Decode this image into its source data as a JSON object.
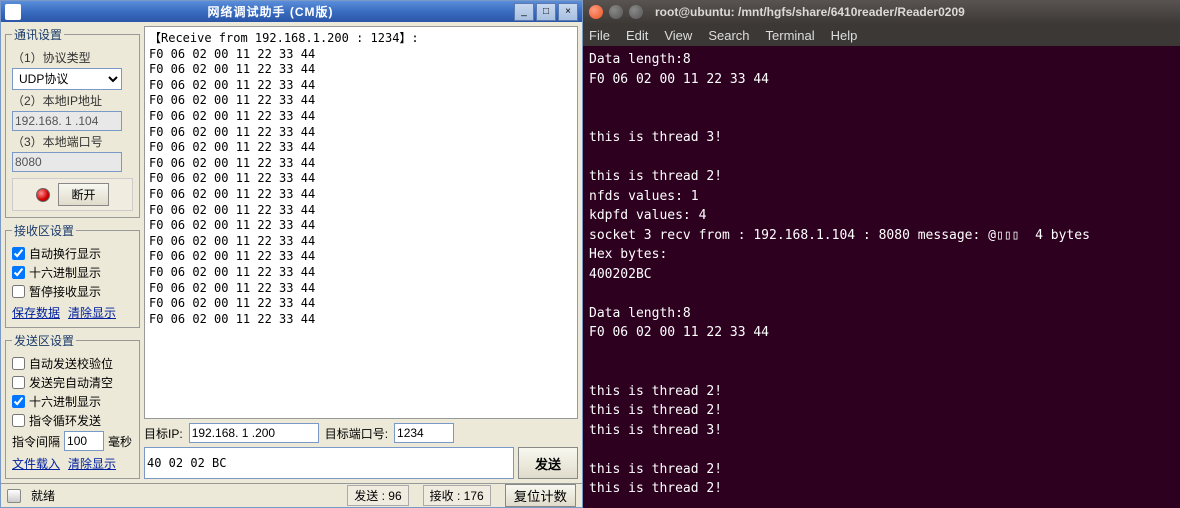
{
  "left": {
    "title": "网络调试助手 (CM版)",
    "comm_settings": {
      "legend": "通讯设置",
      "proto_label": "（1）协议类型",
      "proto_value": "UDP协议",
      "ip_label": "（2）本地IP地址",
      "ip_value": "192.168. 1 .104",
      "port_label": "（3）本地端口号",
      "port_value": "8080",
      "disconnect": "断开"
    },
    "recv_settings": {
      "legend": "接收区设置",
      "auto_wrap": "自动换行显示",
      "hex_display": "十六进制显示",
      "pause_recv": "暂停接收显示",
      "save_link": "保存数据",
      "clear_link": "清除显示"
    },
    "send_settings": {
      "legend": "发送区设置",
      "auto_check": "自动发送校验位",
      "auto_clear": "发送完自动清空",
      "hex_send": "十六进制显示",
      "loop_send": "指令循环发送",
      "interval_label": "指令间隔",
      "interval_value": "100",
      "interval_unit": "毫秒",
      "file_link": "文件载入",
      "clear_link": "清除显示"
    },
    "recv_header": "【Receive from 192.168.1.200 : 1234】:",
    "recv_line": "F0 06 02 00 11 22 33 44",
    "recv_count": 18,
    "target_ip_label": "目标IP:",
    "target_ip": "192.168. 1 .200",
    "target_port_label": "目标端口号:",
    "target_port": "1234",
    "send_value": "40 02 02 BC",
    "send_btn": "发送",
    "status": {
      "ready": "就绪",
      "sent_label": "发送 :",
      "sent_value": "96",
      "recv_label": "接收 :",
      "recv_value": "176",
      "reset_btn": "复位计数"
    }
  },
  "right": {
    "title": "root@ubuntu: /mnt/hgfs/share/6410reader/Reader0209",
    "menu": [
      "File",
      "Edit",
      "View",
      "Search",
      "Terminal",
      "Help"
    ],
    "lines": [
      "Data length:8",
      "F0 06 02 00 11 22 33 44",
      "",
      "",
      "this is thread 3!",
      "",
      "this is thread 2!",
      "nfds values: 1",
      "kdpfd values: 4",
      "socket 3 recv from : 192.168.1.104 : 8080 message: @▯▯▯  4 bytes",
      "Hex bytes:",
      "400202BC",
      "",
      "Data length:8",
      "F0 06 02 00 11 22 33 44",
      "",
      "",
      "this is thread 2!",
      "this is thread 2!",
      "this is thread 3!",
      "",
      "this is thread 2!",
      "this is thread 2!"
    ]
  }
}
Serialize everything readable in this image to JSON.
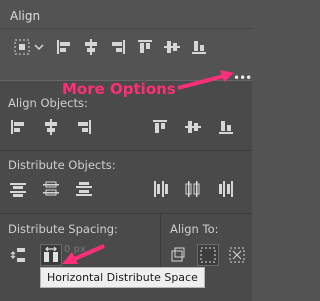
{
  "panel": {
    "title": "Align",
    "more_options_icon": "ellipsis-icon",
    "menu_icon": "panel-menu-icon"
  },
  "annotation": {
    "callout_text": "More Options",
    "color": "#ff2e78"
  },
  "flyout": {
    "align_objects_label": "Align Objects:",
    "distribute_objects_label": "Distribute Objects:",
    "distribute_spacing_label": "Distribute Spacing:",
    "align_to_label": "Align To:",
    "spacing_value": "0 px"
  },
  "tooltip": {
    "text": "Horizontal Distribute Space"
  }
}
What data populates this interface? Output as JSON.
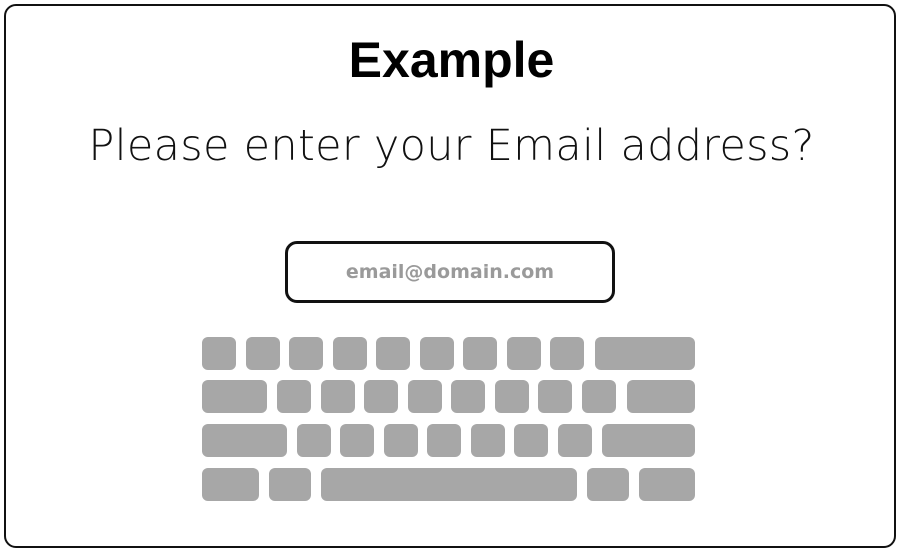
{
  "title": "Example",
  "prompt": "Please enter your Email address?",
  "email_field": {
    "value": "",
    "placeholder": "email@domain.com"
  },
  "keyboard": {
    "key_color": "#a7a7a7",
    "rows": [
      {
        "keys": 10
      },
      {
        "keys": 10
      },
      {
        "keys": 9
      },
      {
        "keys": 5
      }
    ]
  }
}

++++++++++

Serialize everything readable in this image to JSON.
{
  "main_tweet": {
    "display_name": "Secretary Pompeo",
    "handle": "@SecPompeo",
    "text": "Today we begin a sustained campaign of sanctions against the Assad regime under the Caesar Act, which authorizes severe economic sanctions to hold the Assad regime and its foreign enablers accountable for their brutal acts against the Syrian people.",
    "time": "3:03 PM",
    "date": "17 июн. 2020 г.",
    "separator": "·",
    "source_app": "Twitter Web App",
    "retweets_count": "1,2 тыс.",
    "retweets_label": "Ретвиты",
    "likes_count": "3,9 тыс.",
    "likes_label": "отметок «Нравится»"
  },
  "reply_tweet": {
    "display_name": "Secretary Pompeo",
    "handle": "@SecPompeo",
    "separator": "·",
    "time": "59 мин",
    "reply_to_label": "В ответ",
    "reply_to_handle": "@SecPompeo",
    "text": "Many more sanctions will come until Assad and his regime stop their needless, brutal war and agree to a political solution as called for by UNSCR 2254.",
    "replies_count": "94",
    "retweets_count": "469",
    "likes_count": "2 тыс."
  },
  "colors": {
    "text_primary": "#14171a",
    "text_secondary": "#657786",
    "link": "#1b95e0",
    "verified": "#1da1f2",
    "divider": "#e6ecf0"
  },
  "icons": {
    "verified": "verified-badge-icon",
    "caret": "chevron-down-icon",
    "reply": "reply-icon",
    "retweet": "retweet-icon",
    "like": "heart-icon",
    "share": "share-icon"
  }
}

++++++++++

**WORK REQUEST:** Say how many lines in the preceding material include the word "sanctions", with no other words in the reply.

**TASK RESULT:** 2